Using ABRT on CentOS/RHEL 7

ABRT (Automatic Bug Reporting Tool), is a set of tools that detects and analyze application crashes. ABRT currently supports the detection of crashes in applications written in the C, C++, Java, Python, and Ruby programming languages, as well as X.Org crashes, kernel oopses, and kernel panics. ABRT supports uReports for four types of crashes: crashes of C/C++ programs that result in a core dump, uncaught Python exceptions, uncaught Java exceptions and kernel oopses. Each uReport generally contains a stack trace, or multiple stack traces in the case of multi-threaded C/C++ and Java programs. The stack trace only describes the call stack of the program at the time of the crash and does not contain contents of any variables.

Every uReport also contains identification of the operating system, versions of the RPM packages involved in the crash, and whether the program ran under a root user. There are also items specific to each crash type:

  • for C/C++ crashes, these are: path to the executable and signal delivered to the program
  • for Python exceptions, there is the type of the exception (without the error message, which may contain sensitive data)
  • for kernel oopses, these are: list of loaded kernel modules, list of taint flags, and full text of the kernel oops

Installing ABRT

1. First, we’ll install the necessary packages to start using the ABRT tools and utilities. Install the abrt daemon and tools via the following command line:

# yum install abrt-cli

2. Enable and start the abrt daemon with the systemct command.

# systemctl enable abrtd
# systemctl start abrtd

For CentOS/RHEL 6 and below, use:

# chkconfig abrtd on
# service abrtd start

3. Verify the status of the service.

# systemctl status abrtd
● abrtd.service - ABRT Automated Bug Reporting Tool
   Loaded: loaded (/usr/lib/systemd/system/abrtd.service; enabled; vendor preset: enabled)
   Active: active (running) since Tue 2018-06-05 15:17:50 UTC; 15s ago
 Main PID: 2071 (abrtd)
    Tasks: 1
   CGroup: /system.slice/abrtd.service
           └─2071 /usr/sbin/abrtd -d -s

Jun 05 15:17:50 systemd[1]: Started ABRT Automated Bug Reporting Tool.
Jun 05 15:17:50 systemd[1]: Starting ABRT Automated Bug Reporting Tool...
Jun 05 15:17:50 abrtd[2071]: Init complete, entering main loop

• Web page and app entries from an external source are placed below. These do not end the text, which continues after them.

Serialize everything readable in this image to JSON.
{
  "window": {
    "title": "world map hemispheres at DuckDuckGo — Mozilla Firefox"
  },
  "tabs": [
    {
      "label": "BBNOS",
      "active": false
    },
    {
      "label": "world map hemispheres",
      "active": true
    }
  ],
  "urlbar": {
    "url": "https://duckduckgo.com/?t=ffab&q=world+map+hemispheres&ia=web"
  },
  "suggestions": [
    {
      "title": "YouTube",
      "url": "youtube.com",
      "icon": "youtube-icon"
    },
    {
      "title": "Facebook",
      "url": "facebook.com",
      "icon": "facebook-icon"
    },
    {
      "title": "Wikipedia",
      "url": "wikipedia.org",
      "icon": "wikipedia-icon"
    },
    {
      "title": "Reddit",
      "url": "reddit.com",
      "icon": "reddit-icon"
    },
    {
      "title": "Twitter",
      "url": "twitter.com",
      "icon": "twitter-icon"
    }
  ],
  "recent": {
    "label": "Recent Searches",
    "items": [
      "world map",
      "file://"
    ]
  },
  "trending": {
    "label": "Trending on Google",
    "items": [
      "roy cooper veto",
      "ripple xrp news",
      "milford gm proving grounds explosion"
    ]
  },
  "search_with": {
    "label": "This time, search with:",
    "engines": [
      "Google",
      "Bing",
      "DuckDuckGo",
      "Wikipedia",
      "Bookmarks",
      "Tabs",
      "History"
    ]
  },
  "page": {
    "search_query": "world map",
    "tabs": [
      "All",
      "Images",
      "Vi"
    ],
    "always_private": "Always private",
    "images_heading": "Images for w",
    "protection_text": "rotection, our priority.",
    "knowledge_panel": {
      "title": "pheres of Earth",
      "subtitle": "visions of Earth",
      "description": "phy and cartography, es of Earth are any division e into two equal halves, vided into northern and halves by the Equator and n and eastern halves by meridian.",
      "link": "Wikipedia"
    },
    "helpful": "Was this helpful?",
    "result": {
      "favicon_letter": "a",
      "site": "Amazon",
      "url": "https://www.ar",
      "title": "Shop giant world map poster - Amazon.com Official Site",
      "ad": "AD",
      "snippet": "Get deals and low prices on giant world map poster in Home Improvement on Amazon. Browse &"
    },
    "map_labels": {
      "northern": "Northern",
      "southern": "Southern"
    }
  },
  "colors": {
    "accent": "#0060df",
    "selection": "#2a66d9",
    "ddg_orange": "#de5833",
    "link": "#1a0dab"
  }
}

Using abrt-cli

1. You may need to first enable the autoerporting feature, otherwise you would get an error when you execute the “abrt-cli list” command as shown below.

# abrt-cli list
The Autoreporting feature is disabled. Please consider enabling it by issuing
'abrt-auto-reporting enabled' as a user with root privileges

2. As suggested in the error message above enable the Autoreporting feature first using the below command.

# abrt-auto-reporting enabled

Enabling micro-reporting allows Red Hat to keep track of bug occurrences and potentially provide fixes even without the need to open a support case.

3. Once installed, ABRT will start catching crashes. When a crash occurs ABRT creates a sosreport and gathers all the necessary data for engineers to fix the crash. To list crashes caught by ABRT do:

# abrt-cli list

or use the desktop application (gnome-abrt on CentOS/RHEL 7, abrt-gui on CentOS/RHEL 6). ABRT will guide you through the reporting process. Please review the report so that it doesn’t contain any sensitive data.

4. The output from the above command can be used to get all the information about the segmentation fault. You can also report the issue to RedHat support with the “abrt-cli report” command. The sytax of the command is :

# abrt-cli report
Usage: abrt-cli report [options] DIR...

    -v, --verbose               Be verbose
    -d, --delete                Remove PROBLEM_DIR after reporting
    -u, --unsafe                Ignore security checks to be able to report all problems

Enabling automatic reporting

You can turn the automatic reporting on by running “abrt-auto-reporting” enabled as root or by making sure that /etc/abrt/abrt.conf contains the following line:

# vi /etc/abrt/abrt.conf
AutoreportingEnabled = yes